The third basic need is strength “to battle with difficulties of life and overcome them.” Only once in the history of Scotland was the Old Edinburgh castle captured. This is how it happened. The castle had a weak spot which defenders guarded. But it was thought the steepness of the castle made in inaccessible, impregnable. No sentries were put there. And attacking party crept up that unguarded slope and surprised the garrison into surrender. Where the castle was strong, there it was weak. “That is so often the story of human life,” Harold Phillips said. “Whenever a man falls, it is usually at the point where he thinks he is strong.” In other words, knowing your strength makes you confident; forgetting your weakness makes you vulnerable.
After strength, the next essential is grace in order for us “to confess our sins and forsake them.” But what is grace in the first place? Jay Kesler explains, “I’m more aware of my need of grace. I’m afraid that I once wanted to arrive at the gate of heaven with no need of it because of my personal piety and perfection. I’ve given up on that. To be involved means failure, misunderstanding, and sin as well as victorious and accomplishment. Grace is not the enemy, but a friend for which I am grateful.”
Grace is followed by patience. Why do we need this? “To toil until some good is accomplished,” Goethe said. Patience comes from two Greek words, meaning “stay under,” not always bobbing up. A poor housewife had to do her laundry by hand. After washing them, she hung the clothes on the line to dry. The line broke and the clean clothes fell in the mud. She washed the clothes again, and a second time the line broke. This time, however, a dog came along and walked over the clothes. When she saw them she didn’t cry. All she said was, “Isn’t it funny, that dog didn’t miss a single one.”
That was true patience. “They key to everything is patience,” said Arnold Glasow. “You get the chicken by hatching the egg, not by smashing it open.”
This brings us to charity “to see some good in our neighbors.” I Corinthians 13:13 points out: “And now abideth faith, hope, charity, these three; but the greatest of these is charity.” In most instances, charity is equated with giving.
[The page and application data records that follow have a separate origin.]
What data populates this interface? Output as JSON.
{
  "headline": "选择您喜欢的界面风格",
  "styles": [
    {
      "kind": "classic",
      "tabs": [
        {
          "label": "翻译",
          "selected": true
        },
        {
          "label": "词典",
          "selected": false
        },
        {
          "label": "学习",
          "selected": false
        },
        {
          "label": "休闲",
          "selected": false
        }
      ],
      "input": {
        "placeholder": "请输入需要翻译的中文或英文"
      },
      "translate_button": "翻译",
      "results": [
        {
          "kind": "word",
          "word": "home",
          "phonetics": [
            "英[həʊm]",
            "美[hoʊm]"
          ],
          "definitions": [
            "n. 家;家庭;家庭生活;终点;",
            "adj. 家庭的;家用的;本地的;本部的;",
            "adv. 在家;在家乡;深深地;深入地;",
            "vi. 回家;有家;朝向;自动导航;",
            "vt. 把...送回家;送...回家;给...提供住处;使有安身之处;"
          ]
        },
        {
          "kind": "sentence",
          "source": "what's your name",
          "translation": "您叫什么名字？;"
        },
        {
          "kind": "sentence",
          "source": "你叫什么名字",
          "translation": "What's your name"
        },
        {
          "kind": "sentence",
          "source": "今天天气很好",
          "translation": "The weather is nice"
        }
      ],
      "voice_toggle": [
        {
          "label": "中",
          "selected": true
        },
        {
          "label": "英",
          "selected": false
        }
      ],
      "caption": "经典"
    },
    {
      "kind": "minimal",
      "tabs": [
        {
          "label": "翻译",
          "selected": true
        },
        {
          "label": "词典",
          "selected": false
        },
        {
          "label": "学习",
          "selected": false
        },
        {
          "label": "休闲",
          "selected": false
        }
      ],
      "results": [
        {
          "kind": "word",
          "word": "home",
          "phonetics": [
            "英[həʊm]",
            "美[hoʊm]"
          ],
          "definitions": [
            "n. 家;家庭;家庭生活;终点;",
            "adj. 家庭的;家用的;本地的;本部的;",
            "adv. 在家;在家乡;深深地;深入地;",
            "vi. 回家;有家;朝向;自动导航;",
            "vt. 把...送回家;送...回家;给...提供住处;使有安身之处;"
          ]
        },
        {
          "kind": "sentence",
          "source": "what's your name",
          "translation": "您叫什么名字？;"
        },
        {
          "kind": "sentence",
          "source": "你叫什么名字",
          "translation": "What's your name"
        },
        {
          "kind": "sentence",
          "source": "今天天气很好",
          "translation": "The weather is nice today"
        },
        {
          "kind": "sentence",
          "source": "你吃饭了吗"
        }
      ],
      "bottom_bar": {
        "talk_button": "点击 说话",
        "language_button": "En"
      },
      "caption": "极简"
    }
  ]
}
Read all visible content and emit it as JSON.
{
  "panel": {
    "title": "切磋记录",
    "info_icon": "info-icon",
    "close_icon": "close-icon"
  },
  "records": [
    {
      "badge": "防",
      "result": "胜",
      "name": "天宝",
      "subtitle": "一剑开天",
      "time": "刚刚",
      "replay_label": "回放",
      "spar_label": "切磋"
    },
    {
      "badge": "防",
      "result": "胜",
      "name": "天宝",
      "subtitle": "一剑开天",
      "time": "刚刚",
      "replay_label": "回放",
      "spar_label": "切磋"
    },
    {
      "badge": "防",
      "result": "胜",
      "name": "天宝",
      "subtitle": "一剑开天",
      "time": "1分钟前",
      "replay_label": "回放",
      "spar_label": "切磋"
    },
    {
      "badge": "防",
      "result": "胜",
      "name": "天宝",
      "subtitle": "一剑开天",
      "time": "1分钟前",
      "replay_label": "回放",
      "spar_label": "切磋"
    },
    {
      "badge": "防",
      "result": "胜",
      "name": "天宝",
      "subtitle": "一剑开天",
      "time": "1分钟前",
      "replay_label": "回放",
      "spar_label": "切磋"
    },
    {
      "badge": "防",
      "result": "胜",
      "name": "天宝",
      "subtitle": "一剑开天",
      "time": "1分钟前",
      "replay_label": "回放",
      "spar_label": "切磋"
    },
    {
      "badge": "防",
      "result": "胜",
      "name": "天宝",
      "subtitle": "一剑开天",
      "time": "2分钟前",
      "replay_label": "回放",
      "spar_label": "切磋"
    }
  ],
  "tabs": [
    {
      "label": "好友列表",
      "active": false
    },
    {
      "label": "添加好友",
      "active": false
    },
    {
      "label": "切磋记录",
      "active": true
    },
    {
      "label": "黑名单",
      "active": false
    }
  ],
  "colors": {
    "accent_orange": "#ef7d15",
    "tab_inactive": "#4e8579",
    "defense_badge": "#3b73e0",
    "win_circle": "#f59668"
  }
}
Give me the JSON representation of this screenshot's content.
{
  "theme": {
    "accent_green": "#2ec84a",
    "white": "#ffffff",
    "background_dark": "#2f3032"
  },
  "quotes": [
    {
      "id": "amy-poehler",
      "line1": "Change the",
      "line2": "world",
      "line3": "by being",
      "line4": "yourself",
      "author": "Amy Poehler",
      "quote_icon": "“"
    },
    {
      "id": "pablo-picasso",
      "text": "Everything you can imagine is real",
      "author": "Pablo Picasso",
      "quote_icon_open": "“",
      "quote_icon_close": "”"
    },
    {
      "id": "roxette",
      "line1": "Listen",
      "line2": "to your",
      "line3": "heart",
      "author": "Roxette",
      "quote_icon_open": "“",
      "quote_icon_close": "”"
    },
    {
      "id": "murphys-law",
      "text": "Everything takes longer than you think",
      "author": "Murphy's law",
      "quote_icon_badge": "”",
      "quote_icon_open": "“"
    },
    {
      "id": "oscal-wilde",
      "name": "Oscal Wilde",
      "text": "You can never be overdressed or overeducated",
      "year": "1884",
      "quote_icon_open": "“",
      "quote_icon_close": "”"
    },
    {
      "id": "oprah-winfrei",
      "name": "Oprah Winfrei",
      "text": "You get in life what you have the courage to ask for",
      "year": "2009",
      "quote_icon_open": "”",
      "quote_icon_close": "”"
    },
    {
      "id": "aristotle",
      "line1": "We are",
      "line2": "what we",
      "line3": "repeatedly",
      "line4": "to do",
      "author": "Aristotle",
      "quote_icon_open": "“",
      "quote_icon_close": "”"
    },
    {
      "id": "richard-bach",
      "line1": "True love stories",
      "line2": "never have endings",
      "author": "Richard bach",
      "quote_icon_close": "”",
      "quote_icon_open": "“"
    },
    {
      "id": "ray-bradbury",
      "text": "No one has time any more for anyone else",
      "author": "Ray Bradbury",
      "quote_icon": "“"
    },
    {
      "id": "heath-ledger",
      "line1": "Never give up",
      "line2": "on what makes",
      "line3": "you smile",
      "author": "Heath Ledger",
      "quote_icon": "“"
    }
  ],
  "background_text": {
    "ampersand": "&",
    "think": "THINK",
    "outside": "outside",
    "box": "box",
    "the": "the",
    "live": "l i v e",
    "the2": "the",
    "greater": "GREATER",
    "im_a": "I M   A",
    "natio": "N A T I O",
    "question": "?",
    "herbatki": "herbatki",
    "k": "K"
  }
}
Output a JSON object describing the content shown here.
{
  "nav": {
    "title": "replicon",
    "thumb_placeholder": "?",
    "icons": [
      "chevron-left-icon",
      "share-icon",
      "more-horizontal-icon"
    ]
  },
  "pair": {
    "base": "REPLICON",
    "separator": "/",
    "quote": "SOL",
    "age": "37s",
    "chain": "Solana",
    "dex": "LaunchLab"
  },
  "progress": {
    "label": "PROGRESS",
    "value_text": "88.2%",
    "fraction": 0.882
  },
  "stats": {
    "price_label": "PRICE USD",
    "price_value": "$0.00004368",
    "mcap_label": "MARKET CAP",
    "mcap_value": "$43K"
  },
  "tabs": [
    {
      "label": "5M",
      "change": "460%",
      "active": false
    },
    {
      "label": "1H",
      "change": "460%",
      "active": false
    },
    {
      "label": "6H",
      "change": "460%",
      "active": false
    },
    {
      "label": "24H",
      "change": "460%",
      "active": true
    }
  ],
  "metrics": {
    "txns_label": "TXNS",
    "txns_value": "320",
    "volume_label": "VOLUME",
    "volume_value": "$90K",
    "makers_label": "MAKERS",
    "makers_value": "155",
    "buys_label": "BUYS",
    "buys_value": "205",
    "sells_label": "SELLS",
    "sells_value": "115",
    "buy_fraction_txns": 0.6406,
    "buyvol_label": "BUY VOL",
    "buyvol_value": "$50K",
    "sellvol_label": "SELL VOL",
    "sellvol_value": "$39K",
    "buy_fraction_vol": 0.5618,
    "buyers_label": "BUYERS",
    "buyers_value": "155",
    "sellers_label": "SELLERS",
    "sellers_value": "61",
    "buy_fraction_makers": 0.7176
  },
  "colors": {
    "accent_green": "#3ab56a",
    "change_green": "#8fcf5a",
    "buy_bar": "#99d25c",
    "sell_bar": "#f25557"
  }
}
And this is what Aristotle said, “To give away money is an easy matter and in any man’s power. But to decide to whom to give it, and how large, and when, and for what purpose and how, is neither in every man’s power nor an easy matter.”
Charity may also mean love, the seventh requisite in Goethe’s list. He included it “to move us to be useful and helpful to others.” But the need for love is more than that. “Love is the thing that makes life possible or, indeed, tolerable,” Arnold Toynbee said. A noted doctor has listed several emotions which produce disease in human beings. Heading the list is fear, followed by frustration, rage, resentment, hatred, jealousy, envy, self-centeredness, and ambition. The one and only antidote that can save human beings from these, he said, is love. “Love life and life will love you back. Love people and they will love you back,” reminds Arthur Rubeinstein.
The last two requisites are faith (“to make real the things of God”) and hope (“to remove all anxious fears concerning the future”). On faith, Norman Vincent Peale wrote, “What seems impossible one minute becomes, through faith, possible the next.” Here’s what Norman Cousins said of hope: “The human body experiences a powerful gravitational pull in the direction of hope. That is why the patient’s hopes are the physician’s secret weapon. They are the hidden ingredients in any prescription.” Now, you have known the secrets of a contended life! — ###